- According to court documents, her own posts and cell phone data also helped investigators build a case.
- See more stories on Insider’s business page.
A former prominent player in Palm Beach County’s conservative circles was arrested earlier this month over her alleged participation in the deadly January 6 Capitol insurrection, which investigators were able to confirm with the help of the woman’s own social media posts and one of her coworkers.
Jody Tagaris, 67, faces four federal misdemeanor charges, including entering and remaining in a restricted building, and disorderly and disruptive conduct in a Capitol building, according to charging documents.

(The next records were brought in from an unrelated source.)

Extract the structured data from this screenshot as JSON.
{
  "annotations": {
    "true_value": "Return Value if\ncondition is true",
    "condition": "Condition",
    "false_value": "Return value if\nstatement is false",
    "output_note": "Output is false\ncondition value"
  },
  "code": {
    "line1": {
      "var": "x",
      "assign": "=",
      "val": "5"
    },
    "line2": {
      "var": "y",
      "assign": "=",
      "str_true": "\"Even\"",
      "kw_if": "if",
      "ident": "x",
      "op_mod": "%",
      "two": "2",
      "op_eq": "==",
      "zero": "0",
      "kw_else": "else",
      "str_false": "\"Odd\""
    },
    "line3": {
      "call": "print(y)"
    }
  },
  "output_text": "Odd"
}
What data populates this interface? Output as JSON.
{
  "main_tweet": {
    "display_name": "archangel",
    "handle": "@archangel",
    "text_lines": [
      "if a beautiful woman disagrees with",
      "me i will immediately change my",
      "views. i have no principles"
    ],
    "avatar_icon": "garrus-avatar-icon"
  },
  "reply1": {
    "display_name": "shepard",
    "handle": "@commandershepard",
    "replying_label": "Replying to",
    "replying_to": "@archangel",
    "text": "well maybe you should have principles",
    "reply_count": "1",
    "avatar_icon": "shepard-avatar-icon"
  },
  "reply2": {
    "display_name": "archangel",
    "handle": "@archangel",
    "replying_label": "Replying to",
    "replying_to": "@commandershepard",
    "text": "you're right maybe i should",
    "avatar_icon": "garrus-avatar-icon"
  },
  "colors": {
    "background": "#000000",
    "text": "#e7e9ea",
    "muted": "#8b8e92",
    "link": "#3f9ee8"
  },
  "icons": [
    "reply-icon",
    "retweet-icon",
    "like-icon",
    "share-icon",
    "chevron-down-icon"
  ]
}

In mid-January, the FBI was alerted to a Facebook post under the name Jody Echevarria-Tagaris, that featured a photo of the defendant which indicated she had entered the US Capitol during the pro-Trump attack earlier that month, according to court documents.
The photo showed a woman dressed in distinct clothing, including an American Flag scarf, a unique US Olympics American flag jacket, and a red “Make America Great Again” hat, posing in the frame of a broken window next to the Senate Wing Door at the Capitol with the caption, “The Capital … back at hotel safe! Got tear gassed but okay!”
According to investigators, the FBI then identified a coworker of Tagaris, who confirmed the Facebook account belonged to Tagaris and identified her in the photo. A different anonymous tipster alerted authorities to Tagaris’ photo and provided another Facebook photo of Tagaris in the same American flag jacket that showed her face uncovered, according to investigators.
The FBI obtained a warrant to search the Facebook account, where they found an unmasked photo of Tagaris posted on January 6 in the same attire, court documents said. Investigators also found statements Tagaris made on Facebook about her travels to Washington, DC, on January 5 in order to attend former President Donald Trump’s rally.
Surveillance video from the Capitol on January 6 and Washington Metropolitan Police Officers’ body camera footage also captured Tagaris in and around the Capitol throughout January 6, according to investigators.
During the investigation, the FBI used Tagaris’ listed phone number on Facebook to confirm the number belonged to her and then to obtain a search warrant showing Tagaris’ cell phone location data placed her at multiple locations around the US Capitol on January 6.
Tagaris had a video hearing in West Palm Beach on Tuesday where she was released after posting a $50,000 bond, according to The Palm Beach Post. She will next enter a plea in federal court at an unspecified date.
Tagaris’ defense attorney did not immediately respond to Insider’s request for comment.
During the early 2000s, Tagaris played a prominent role in Palm Beach County’s Republican community, according to The Palm Beach Post. Then Jody Warmack, she served as a member of the executive committee of the county’s Republican Party, associating with top lawmakers like the late US Rep. E. Clay Shaw.
In 2002, she lost a primary race for county commissioner in a landslide to Mary McCarty.
In later years, she became involved in a hostile fight with her wealthy ex-husband’s children, according to The Palm Beach Post, who accused her of kidnapping their sick father, Nicholas Tagaris, and remarrying him as a way to access his money.
She eventually agreed to divorce him a second time and return millions in assets in exchange for $100,000, a $460,000 house, and a Porsche, The Palm Beach Post reported.